A coalition backing the pending food safety bill sent an email to Senate offices Tuesday, soliciting support for the upcoming cloture vote. The email also asks for support in modifying the Tester amendment, a popular provision that would exempt small farmers from certain regulations.
The note reminds Senate offices that Majority Leader Harry Reid (D-NV) filed a cloture petition to bring the bill to the floor: “We anticipate a vote on Wednesday, November 17. We urge your senator to support this motion.”
The undersigned organizations–which include the American Public Health Association, Consumers Union, and The Pew Charitable Trusts–reiterate their support for the bipartisan manager’s package of amendments to the FDA Food Safety Modernization Act.
The package does not include the Tester amendment, or Sen. Dianne Feinstein’s (D-CA) controversial amendment to ban the chemical bisphenol A from certain food packaging. “The package will strengthen protection of the nation’s food supply and provide key tools to the Food and Drug Administration (FDA) to help prevent food contamination and to detect and attack foodborne disease outbreaks quickly and effectively,” reads the email.
“However, our organizations oppose the current draft of the Tester amendment and are deeply concerned about its impact on the safety of the food supply,” the groups continue. “Certain provisions of the amendment must be changed so that it does not weaken current law and exempt large amounts of food–including high-risk foods–from FDA regulation.”
The alert includes a white paper that outlines the concerns of the coalition, formally the Make Our Food Safe campaign.
According to Make Our Food Safe, “unintended consequences” of the amendment could “pose serious danger to consumers.”
“Problems with the amendment include, most importantly, the fact that it does not consider the risk of microbiological contamination and foodborne illness posed by a particular food in granting an exemption from federal food safety regulation,” reads the memo, which questions the amendment’s definition of local food and the $500,000 annual sales threshold.
“It is unclear if the $500,000 criterion is appropriate; we need to know what percentage of sales of fresh produce, and of FDA-regulated processed foods, firms of this size and smaller represent,” says the document. “Rather than setting a specific dollar amount in the statute, the Tester amendment should, instead, direct FDA to conduct an analysis of these two markets and determine an appropriate sales volume criterion for any exemption or modified requirements.”

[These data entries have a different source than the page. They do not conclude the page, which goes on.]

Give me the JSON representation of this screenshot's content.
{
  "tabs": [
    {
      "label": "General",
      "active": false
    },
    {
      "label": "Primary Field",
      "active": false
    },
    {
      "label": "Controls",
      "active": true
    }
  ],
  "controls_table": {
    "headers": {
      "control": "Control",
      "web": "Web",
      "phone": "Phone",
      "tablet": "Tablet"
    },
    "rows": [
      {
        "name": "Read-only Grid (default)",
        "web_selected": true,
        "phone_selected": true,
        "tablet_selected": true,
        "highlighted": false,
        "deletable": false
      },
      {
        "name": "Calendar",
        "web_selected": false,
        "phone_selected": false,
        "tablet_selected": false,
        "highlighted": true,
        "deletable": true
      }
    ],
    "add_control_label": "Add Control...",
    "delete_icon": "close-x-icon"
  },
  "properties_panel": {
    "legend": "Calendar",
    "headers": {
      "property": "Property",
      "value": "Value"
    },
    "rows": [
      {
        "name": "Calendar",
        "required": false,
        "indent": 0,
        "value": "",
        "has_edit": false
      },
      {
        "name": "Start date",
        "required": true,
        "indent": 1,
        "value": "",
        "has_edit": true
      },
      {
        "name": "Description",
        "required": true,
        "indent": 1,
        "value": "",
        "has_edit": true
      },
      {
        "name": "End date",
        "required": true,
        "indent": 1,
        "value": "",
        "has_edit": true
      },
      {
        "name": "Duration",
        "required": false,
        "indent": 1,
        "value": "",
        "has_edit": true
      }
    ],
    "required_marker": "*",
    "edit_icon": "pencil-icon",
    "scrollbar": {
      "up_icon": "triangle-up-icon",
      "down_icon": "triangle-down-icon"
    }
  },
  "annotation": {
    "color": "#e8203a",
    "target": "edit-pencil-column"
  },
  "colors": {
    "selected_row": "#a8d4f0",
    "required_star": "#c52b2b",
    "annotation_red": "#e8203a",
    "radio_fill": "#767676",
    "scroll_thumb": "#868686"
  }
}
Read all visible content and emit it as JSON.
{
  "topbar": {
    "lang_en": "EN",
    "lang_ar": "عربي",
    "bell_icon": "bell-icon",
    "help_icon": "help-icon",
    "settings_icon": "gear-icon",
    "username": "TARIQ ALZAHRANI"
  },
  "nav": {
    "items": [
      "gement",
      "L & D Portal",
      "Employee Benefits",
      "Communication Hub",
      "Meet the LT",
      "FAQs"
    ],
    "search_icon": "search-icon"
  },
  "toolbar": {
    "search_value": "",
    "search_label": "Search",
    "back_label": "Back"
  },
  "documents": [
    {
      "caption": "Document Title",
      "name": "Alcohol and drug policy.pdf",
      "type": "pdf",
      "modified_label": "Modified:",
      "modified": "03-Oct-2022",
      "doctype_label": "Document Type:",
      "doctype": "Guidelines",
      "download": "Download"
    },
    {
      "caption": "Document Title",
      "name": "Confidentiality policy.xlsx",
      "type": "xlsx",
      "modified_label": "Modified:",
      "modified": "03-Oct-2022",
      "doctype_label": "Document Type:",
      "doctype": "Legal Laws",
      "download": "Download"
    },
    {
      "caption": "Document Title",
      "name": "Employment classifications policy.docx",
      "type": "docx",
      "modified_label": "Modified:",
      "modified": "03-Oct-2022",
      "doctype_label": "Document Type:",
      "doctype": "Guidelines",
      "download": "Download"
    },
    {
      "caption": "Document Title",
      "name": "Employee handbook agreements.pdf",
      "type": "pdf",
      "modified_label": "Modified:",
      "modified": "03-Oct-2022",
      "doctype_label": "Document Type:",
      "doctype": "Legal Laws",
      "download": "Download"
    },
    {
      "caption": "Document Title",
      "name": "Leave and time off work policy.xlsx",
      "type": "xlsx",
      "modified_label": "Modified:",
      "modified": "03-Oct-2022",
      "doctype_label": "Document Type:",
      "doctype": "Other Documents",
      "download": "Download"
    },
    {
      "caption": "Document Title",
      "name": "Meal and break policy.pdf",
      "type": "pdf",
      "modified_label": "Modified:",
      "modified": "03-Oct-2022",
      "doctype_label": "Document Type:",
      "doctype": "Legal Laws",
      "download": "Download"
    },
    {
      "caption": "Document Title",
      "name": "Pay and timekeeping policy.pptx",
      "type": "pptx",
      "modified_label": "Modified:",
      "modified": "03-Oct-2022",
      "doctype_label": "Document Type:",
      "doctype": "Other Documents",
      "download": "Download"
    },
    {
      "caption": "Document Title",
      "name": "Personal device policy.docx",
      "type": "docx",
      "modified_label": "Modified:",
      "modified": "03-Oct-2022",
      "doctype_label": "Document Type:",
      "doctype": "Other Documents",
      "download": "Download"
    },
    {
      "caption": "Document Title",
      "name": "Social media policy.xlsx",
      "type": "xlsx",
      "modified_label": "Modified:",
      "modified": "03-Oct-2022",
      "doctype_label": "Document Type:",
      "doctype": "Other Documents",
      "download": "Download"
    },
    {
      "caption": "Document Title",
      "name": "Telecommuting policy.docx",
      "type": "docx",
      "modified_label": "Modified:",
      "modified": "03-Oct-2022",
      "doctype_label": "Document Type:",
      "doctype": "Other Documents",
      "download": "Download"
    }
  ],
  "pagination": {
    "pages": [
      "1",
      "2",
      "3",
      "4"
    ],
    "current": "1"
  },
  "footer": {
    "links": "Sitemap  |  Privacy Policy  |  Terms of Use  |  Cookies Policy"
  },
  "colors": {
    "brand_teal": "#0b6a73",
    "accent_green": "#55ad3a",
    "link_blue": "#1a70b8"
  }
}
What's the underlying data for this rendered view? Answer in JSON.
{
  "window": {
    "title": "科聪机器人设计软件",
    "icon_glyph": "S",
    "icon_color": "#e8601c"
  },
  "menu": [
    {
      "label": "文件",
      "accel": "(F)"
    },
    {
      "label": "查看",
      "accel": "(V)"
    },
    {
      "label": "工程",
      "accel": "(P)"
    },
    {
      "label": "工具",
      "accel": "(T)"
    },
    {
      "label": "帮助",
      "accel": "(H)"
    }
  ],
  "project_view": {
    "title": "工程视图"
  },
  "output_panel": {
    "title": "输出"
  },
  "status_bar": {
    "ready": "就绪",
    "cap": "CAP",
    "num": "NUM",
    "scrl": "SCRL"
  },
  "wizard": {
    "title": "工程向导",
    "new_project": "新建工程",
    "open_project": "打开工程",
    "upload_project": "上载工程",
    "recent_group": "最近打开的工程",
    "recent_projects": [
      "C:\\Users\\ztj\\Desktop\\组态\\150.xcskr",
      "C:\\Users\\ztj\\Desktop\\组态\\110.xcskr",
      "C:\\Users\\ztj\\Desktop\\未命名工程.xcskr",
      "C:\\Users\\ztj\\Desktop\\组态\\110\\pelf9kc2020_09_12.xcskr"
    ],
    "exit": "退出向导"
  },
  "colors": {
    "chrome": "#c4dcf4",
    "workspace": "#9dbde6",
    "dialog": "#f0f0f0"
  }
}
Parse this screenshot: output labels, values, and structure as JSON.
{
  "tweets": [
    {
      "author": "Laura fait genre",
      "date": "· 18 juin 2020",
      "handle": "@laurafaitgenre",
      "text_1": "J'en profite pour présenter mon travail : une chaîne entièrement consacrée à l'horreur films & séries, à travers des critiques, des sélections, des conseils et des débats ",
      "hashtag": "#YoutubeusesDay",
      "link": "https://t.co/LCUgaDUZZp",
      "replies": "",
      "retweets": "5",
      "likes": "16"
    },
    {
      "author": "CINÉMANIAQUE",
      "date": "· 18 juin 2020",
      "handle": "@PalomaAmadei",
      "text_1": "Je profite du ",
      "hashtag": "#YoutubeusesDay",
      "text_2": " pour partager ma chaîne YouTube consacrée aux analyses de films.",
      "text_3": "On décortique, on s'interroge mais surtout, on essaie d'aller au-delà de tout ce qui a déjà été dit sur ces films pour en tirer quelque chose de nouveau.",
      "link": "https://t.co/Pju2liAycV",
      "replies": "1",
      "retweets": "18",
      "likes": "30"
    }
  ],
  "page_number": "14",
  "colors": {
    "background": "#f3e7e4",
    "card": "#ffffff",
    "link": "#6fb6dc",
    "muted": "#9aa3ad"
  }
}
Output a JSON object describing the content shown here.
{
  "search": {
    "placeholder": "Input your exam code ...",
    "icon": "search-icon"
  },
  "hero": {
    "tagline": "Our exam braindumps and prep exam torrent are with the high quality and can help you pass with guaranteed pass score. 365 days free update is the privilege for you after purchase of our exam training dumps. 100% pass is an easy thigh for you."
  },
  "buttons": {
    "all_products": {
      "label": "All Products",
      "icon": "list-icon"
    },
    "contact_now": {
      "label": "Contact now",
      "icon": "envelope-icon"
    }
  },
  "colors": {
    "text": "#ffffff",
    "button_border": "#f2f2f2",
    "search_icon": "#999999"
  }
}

Ferd Hoefner, policy director for the National Sustainable Agriculture Coalition, a group fighting to have the amendment added to the bill on the Senate floor, called the document “surprisingly inaccurate,” but added that NSAC would not formally respond until later Wednesday.